▶ TASK TO CARRY OUT:
Search the entries for the word "subject" and return every line where it is found.

[Website and app data records]
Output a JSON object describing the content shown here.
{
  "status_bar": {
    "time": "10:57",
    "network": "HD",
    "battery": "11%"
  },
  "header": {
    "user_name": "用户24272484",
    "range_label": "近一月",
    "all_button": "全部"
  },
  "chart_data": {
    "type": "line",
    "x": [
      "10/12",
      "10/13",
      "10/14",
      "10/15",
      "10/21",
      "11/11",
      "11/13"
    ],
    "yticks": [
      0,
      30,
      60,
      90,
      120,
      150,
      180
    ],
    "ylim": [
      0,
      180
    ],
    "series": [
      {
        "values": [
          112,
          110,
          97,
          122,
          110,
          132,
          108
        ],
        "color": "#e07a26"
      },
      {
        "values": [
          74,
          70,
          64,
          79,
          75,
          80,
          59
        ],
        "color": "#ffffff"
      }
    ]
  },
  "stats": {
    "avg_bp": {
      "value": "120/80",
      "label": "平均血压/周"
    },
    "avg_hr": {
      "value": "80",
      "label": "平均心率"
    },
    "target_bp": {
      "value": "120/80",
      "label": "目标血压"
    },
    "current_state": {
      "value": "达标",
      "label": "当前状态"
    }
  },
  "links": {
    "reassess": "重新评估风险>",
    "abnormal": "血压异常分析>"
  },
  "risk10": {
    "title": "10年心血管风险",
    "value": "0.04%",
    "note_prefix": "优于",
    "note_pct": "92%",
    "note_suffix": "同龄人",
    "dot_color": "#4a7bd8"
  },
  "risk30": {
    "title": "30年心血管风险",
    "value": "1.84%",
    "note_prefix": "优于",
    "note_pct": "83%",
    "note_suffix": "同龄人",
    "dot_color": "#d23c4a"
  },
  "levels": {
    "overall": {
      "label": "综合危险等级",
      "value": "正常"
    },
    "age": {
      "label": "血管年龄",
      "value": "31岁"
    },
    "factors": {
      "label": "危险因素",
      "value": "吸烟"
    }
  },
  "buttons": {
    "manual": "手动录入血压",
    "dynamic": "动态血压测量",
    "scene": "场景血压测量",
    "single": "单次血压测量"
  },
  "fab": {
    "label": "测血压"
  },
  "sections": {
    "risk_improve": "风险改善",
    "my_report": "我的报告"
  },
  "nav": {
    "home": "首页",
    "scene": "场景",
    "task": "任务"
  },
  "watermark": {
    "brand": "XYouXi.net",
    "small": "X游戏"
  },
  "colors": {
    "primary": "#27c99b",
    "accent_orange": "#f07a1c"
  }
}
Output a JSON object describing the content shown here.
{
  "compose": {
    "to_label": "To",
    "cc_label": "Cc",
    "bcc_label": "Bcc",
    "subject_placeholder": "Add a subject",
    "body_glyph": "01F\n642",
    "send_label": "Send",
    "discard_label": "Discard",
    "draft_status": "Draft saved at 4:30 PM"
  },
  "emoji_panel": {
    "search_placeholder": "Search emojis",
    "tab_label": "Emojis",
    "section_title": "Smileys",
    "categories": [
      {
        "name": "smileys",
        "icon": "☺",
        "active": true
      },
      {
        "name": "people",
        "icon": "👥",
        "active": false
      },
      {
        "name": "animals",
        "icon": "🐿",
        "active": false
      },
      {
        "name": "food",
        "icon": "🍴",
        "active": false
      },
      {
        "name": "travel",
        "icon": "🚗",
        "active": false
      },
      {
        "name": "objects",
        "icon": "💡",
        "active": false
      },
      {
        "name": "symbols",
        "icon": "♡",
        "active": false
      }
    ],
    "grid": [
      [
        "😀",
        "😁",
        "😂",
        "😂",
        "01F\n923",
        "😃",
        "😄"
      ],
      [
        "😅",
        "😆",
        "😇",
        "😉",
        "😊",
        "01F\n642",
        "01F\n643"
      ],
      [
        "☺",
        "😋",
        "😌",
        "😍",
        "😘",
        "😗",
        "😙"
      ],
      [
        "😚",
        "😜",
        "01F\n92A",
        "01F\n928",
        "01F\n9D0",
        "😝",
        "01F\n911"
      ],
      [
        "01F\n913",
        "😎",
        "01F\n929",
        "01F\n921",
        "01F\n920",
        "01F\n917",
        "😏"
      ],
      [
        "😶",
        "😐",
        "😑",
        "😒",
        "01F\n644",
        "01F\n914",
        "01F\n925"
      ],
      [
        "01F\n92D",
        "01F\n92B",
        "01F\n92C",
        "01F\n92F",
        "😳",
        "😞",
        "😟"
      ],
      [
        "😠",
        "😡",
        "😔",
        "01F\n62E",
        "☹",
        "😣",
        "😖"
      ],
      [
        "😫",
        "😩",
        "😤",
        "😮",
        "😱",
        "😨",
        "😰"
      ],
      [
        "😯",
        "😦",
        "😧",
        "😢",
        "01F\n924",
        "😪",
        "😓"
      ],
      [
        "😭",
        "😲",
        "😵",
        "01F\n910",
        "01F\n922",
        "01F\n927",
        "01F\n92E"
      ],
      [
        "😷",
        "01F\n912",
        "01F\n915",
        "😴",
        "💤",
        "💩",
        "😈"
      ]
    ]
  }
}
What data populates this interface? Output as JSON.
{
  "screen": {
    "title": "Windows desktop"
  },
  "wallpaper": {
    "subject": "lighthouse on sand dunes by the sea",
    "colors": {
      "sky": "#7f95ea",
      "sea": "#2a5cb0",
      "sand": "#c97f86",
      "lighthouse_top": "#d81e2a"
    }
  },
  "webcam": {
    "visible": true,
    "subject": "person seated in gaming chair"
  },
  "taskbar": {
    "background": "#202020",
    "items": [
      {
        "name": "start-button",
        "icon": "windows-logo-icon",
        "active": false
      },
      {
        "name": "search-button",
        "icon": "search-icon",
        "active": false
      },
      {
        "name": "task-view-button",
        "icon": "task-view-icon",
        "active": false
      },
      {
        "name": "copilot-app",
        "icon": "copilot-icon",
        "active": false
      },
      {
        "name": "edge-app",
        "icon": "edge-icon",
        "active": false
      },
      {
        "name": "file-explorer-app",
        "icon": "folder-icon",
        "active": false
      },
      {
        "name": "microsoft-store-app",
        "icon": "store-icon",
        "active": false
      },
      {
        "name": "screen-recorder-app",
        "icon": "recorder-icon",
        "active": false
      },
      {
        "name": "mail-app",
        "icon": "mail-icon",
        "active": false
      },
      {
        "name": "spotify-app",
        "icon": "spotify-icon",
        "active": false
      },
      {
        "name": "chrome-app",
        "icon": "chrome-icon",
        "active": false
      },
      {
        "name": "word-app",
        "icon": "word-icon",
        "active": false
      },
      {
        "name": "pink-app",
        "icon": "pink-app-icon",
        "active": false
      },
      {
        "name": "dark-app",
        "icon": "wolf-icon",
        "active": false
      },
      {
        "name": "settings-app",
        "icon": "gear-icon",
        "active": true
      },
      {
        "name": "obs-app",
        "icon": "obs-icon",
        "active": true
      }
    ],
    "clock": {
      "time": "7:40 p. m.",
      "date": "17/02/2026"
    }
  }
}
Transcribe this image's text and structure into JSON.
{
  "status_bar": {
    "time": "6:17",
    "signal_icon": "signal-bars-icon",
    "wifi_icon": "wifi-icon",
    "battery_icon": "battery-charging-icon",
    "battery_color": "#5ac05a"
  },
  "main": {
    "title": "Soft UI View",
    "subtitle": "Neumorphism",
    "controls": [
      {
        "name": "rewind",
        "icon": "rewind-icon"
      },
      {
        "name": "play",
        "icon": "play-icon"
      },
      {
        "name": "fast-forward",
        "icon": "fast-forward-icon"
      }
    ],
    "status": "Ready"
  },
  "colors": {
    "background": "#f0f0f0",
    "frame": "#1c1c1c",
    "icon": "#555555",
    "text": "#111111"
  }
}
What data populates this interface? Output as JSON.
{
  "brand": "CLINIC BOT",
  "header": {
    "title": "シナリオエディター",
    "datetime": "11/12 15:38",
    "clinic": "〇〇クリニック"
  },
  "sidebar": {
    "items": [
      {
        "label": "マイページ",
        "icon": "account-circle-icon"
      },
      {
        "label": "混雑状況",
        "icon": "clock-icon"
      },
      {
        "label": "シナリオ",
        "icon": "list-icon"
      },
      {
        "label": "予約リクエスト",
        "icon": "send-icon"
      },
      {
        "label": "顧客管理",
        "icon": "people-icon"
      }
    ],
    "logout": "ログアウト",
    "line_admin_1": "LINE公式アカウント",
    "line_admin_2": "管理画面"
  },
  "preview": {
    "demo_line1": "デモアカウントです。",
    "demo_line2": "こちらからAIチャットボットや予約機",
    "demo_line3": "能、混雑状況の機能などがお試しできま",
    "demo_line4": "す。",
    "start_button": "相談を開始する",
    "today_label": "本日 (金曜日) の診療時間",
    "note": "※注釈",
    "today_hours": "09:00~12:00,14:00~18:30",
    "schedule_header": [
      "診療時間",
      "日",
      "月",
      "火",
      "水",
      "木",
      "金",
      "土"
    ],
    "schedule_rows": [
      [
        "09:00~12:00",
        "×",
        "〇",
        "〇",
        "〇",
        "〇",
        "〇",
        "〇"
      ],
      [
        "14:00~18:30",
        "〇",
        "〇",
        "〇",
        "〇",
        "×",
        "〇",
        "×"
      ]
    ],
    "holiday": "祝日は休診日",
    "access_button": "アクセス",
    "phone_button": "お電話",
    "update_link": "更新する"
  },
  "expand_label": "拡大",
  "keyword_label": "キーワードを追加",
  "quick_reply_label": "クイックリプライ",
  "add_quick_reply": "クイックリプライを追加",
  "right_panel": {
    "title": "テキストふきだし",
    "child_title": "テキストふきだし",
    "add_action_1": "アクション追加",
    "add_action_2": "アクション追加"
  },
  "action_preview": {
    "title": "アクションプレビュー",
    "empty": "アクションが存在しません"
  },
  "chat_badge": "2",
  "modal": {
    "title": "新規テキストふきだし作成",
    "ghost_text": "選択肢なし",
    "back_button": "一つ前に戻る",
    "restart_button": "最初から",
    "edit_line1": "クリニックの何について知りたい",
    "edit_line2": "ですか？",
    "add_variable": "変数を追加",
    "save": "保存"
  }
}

▶ RESULT:
    "subject_placeholder": "Add a subject",
    "subject": "lighthouse on sand dunes by the sea",
    "subject": "person seated in gaming chair"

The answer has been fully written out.